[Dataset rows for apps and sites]
Segment Open

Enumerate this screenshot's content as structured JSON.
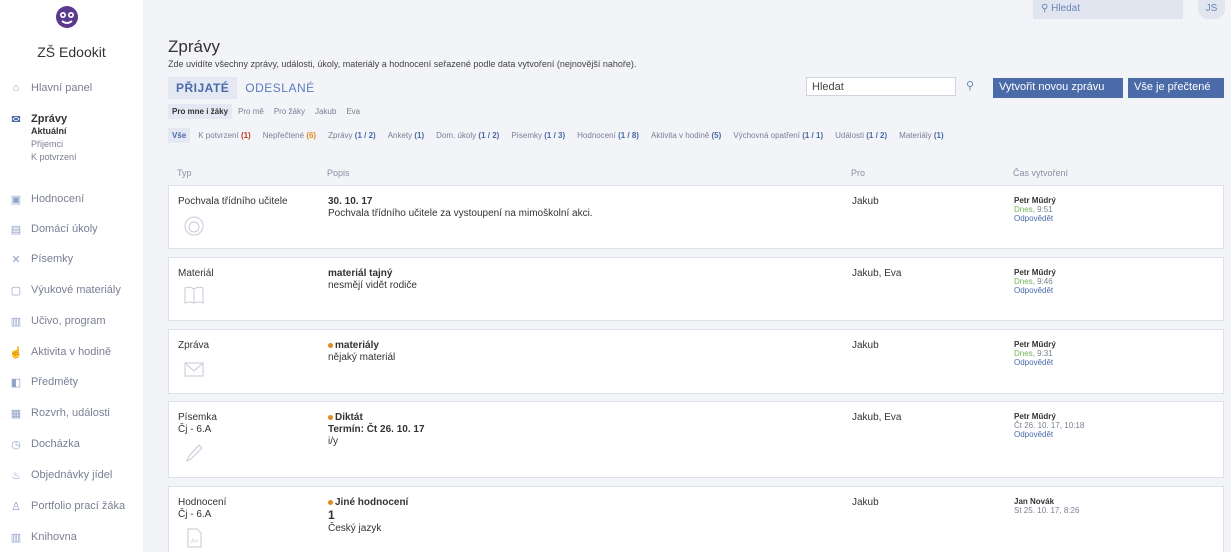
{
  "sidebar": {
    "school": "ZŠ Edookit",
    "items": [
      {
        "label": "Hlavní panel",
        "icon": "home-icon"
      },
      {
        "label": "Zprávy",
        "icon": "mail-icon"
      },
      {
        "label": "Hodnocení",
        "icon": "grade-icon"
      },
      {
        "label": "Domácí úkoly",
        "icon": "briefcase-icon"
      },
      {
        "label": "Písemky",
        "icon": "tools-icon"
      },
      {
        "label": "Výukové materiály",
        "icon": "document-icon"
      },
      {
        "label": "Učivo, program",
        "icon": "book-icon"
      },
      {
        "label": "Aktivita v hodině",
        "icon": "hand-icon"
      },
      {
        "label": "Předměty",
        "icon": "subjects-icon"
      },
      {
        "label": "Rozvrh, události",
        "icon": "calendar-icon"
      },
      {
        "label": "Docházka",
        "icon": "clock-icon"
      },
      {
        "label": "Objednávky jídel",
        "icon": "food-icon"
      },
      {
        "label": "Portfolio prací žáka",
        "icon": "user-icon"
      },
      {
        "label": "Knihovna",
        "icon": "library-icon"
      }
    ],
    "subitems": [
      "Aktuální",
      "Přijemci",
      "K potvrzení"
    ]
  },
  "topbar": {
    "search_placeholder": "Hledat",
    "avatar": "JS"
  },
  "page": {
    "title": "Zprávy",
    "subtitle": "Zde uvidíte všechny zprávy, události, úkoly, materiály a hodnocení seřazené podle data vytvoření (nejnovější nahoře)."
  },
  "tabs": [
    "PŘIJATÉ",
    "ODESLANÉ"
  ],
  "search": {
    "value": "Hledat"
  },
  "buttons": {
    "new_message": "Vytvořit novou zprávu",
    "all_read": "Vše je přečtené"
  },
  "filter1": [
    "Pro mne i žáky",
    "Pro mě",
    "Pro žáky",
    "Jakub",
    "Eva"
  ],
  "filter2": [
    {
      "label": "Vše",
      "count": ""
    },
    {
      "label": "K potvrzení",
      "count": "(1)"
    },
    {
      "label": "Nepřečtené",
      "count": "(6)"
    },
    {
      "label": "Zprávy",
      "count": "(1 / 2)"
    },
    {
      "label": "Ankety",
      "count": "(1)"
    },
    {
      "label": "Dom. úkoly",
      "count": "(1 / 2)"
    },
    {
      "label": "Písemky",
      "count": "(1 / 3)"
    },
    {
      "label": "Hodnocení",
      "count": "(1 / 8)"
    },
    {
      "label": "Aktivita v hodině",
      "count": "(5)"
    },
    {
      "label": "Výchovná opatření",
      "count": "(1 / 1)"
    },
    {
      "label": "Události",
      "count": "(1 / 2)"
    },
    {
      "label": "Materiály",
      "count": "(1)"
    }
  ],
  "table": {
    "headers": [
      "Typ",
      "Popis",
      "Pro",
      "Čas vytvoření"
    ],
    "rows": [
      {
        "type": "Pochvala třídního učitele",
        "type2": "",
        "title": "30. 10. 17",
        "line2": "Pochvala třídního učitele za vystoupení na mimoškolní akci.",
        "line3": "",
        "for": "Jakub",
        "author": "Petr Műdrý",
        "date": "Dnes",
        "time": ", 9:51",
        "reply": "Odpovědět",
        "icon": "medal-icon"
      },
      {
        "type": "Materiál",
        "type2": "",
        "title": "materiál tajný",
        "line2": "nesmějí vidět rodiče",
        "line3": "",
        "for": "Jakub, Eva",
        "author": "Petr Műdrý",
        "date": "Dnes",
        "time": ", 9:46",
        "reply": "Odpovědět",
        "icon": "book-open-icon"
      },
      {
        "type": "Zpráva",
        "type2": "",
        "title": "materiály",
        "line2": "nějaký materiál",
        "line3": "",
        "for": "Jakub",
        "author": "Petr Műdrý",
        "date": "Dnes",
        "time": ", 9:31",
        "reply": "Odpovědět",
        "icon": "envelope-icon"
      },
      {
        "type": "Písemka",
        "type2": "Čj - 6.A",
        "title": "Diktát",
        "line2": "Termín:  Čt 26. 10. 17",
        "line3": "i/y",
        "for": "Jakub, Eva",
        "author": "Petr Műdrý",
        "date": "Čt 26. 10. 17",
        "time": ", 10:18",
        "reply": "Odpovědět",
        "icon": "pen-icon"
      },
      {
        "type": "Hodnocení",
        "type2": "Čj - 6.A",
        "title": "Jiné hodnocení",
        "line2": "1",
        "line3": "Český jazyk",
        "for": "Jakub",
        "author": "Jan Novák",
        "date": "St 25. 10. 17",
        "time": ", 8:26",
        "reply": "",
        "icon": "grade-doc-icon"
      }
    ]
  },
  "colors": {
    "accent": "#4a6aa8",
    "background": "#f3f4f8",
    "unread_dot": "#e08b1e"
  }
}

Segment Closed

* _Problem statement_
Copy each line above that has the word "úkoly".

* _Problem solution_
        "label": "Domácí úkoly",
    "subtitle": "Zde uvidíte všechny zprávy, události, úkoly, materiály a hodnocení seřazené podle data vytvoření (nejnovější nahoře)."
      "label": "Dom. úkoly",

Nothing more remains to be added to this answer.